Something important about their great-grandfather

One of the things I truly enjoy about sending out my updates by email is the large numbers of people who write back to me each time. It's fun dialoguing with people, answering their questions, carrying on a long-distance conversation of sorts. An awful lot of people wrote to me after my email earlier this week, and some of those letters were real treasures as people remembered aloud with me the impact of their own grandmothers on their lives.

Thoughts of my grandmother

Last night I stayed up rather late. Susan and the boys had gone to bed early, but I've had a project hanging over my head for way too long now and I thought I would try to pull an all-nighter and finish it. That didn't work -- I'm too old for that now -- but I did stay up until 2am!

My favorite pieces in the puzzle

Jonathan was up before the crack of dawn again this morning, and out the door quite frankly even before I was awake. This is the fourth morning he has left with Emmanueli to go out to the college to work all day.

Growing up fast

Mzee mimi ninaandika msg Joshua anendesha gari vizuri sana
huwezi kuamini kabisa na macho yako boy amekuwa mtu mzima kabisa.

Godfrey and I had been exchanging a bunch of important work-related messages on our phones about the building of our schools in the Rukwa region when I got the above message -- Mzee I'm writing messages Joshua is driving the car very wonderfully you can't believe your eyes the boy has truly become a grown man.

How beautifully said

So much has been crammed into the last seven days that the memories of last week's Saturday night already seem to be fading. But I do remember that Susan was wearing a beautiful dress that night, and I actually had a tie on for a change. We were in a wonderful dining room on the second floor of the elegant Kimpinski Hotel in Dar es Salaam, and there I was standing up and addressing a gathering that included the former President of Tanzania, Cardinal Pengo of the Catholic Church, and table after table of interesting people.

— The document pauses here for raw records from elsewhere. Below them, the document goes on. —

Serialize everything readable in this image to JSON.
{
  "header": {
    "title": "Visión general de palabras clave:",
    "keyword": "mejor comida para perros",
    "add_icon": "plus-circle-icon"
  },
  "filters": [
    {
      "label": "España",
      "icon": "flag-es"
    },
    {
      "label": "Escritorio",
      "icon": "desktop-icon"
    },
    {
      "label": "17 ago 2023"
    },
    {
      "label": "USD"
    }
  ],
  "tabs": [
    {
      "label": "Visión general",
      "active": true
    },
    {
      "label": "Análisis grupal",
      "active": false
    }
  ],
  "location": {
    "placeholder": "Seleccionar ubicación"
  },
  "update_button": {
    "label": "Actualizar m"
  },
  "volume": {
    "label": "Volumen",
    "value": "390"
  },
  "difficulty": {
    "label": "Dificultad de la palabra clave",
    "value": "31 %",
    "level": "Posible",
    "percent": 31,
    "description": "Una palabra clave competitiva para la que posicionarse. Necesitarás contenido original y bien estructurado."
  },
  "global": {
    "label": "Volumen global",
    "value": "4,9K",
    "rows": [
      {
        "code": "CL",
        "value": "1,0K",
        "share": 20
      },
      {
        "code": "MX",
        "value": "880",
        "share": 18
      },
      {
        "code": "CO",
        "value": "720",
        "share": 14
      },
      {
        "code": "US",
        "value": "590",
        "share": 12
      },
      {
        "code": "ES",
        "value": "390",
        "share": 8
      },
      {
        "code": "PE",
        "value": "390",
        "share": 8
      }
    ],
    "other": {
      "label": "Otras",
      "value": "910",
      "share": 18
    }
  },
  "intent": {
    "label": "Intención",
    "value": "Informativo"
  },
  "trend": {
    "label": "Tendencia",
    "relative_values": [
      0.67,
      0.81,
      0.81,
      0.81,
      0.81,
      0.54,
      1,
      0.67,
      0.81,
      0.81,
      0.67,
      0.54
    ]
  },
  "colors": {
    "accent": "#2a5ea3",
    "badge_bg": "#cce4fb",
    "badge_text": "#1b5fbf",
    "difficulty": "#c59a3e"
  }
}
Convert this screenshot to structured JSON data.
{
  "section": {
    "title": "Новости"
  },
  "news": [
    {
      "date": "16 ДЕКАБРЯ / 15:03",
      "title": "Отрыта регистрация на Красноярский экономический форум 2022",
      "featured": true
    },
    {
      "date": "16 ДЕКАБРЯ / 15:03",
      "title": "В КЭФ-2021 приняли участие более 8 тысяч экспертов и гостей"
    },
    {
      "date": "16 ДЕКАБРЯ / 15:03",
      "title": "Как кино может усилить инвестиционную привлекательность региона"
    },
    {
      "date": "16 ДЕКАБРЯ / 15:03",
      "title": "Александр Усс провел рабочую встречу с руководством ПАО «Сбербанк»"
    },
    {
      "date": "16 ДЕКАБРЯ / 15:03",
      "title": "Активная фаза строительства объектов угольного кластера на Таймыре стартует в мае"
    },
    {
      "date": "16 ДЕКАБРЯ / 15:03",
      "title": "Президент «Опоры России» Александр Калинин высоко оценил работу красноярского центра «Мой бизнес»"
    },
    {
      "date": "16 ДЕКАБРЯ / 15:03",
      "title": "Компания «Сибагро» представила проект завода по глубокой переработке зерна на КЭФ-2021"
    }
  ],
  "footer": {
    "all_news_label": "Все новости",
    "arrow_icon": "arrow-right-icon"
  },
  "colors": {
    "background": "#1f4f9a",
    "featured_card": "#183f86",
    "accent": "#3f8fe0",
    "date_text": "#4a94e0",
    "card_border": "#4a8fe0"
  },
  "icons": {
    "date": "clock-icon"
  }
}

Inheritance from a grandfather to a grandson

For the past several months, ever since I heard Oscar Muiru's sermon at Urbana, my thoughts have repeatedly been drawn back to the things that he said and to the passage in Philippians that he spoke from. As I prepared myself mentally to head for Toronto for the launching of Village Schools Canada, I wanted to listen again to Oscar's sermon, to take in again all of his words, and the Sunday before I left the village to begin my long journey, I just had to listen to that sermon one more time, and I wanted to listen to it with my boys.

It wasn't their words

Abishye lay on his wooden bed frame. He could no longer walk and there was no use in torturing him by trying to transport his wasted body to Kibao. I asked him what he would like to eat. Could he eat rice? Would he like dried fish? Was there anything that might put life back into him? There was no reason I could think of why he couldn’t get better, but he just wasn’t getting better. He accepted the food his aunt had prepared. As I held his hand, he smiled up at me and with a twinkle in his eye asked if he could have an Orange Fanta too? He got three! That was the last time I saw him.

One last big long push

I just got a series of messages from Anyisile and my thoughts went right away to what Paul wrote in the eight chapter of Corinthians:

And now brothers, we want you to know about the grace that God has given the Macedonian churches. Out of the most severe trial, their overflowing joy and their extreme poverty welled up in rich generosity. For I testify that they gave as much as they were able, and even beyond their ability. Entirely on their own, they urgently pleaded with us for the privilege of sharing in this service to the saints.

Only in superlatives

Obviously teaching is important, but in Village Schools Tanzania what is really important to us often takes place outside of the classroom. Each of the 84 people who have come to serve with us over the past five years have brought their own unique contribution to the work we are doing, impacting their students and their students' families in unique ways. Becky has lived now for almost two years in the little village of Mpwapwa, and like so many of our missionary teachers, when I think of her and what she has done in the village where she has lived, I think only in superlatives.